Puente de Vida: The Bridge of Life Museum in Panama
Ever wonder how the Caribbean and Pacific separated? Or how certain species ended up in North America while others popped up south of the Equator? Well, the Bridge of Life Museum in Panama will soon have these answers and more. Actually, it will go beyond mere facts by throwing visitors into an interactive experience, where the natural world comes to life under the colorful, jagged and twisting rooftops of a space designed by renowned architect Frank Gehry.
Technically speaking, it’s not exactly a bridge, but it is a new approach to the idea of a museum.
Glass hallways, botanical gardens and a two story aquarium will place visitors in constant contact with the natural world. Innovative exhibits will provide a heightened understanding of environmental wonders, such as, the formation of the Isthmus of Panama, the interchange between man and other western species, and the ongoing global effects on Central America.
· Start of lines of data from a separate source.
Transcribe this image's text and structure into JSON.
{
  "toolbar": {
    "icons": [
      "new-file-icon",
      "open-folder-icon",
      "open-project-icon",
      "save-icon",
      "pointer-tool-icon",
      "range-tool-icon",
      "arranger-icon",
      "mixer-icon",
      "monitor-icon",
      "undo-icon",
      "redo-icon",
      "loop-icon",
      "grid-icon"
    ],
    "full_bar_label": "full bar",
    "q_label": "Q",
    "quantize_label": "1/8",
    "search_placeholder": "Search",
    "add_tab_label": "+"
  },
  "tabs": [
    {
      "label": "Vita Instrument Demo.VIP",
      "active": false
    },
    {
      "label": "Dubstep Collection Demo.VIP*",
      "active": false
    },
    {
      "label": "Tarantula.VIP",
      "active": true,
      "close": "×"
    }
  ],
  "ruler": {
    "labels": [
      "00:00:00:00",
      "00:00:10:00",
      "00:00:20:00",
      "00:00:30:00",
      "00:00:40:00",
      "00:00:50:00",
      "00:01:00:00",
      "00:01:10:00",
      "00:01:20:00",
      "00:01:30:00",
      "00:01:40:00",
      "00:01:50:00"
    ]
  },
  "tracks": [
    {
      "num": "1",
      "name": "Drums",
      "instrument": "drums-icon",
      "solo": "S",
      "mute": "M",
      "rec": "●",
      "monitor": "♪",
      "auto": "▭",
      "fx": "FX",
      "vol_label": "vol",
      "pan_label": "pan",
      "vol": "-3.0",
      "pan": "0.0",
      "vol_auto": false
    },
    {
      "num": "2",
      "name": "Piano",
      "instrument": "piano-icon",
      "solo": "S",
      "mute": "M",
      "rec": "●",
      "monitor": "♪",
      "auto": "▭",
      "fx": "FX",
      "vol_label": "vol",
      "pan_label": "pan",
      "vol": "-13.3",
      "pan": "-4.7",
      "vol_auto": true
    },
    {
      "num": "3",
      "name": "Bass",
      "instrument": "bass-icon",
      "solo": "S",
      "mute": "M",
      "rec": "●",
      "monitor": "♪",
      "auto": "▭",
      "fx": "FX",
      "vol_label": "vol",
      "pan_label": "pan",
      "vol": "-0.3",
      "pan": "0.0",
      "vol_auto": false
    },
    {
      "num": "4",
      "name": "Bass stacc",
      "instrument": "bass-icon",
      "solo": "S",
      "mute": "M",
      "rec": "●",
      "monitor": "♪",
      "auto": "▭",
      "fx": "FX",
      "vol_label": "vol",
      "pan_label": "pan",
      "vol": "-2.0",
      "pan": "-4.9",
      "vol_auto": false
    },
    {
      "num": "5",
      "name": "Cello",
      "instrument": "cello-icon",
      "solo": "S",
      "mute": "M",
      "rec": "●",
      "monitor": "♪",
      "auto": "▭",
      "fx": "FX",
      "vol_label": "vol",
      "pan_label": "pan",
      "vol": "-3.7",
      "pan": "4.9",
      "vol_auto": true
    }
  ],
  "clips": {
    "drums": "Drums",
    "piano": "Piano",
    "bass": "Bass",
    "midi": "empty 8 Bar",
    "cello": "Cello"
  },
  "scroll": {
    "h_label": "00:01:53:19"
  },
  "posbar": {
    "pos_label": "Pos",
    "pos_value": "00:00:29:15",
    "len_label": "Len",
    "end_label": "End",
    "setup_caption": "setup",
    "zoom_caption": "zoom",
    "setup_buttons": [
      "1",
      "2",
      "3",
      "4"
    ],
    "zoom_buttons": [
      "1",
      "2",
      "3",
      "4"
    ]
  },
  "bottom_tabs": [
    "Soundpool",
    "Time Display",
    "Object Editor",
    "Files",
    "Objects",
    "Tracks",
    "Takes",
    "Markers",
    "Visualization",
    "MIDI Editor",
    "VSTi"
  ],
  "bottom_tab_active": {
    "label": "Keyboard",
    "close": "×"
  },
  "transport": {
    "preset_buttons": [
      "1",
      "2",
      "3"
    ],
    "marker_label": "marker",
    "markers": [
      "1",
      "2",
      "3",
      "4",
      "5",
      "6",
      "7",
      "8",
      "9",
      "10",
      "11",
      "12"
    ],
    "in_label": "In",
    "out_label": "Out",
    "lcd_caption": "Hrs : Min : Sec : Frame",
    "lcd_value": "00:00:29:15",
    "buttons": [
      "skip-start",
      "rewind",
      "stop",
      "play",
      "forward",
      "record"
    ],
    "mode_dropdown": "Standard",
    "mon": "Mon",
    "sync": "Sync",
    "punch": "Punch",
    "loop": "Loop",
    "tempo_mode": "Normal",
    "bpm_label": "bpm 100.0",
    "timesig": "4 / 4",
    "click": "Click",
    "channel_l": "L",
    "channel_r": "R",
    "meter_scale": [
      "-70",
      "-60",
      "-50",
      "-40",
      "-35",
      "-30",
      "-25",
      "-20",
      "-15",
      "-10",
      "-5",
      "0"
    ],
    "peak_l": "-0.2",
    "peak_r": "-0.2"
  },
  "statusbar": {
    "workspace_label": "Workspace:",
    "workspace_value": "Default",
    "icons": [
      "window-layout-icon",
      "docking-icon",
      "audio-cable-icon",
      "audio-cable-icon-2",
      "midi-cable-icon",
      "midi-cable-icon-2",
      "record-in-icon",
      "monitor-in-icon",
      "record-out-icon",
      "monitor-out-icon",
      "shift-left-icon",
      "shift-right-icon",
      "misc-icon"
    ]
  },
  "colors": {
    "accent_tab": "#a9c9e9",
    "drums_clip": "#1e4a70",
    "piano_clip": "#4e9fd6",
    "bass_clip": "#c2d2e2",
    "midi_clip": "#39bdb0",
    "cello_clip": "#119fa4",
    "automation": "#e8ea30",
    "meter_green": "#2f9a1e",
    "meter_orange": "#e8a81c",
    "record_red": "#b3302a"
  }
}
Now, you may be asking, Why Panama? Well, few communities can boast the unique biodiversity of this region. Life on the isthmus features extreme climates, many different environments, and an abundance of water. This combination produces unparalleled intensity at every scale on the chain of life.
Scheduled to open in 2009, The Bridge of Life will sit in the Amador area of Panama City, at the tip of a causeway on the Pacific entrance to the Panama Canal. It is funded by the Amador Foundation in conjunction with the Smithsonian Institute, Gehry Partner, Bruce Mau Designs, and Edwina von Gal Landscaping.
For anyone who has stood in awe of Gehry’s Guggenheim Museum in Bilbao, Spain, or who wants to experience the newest wave in ecological education, The Bridge of Life is a must-see.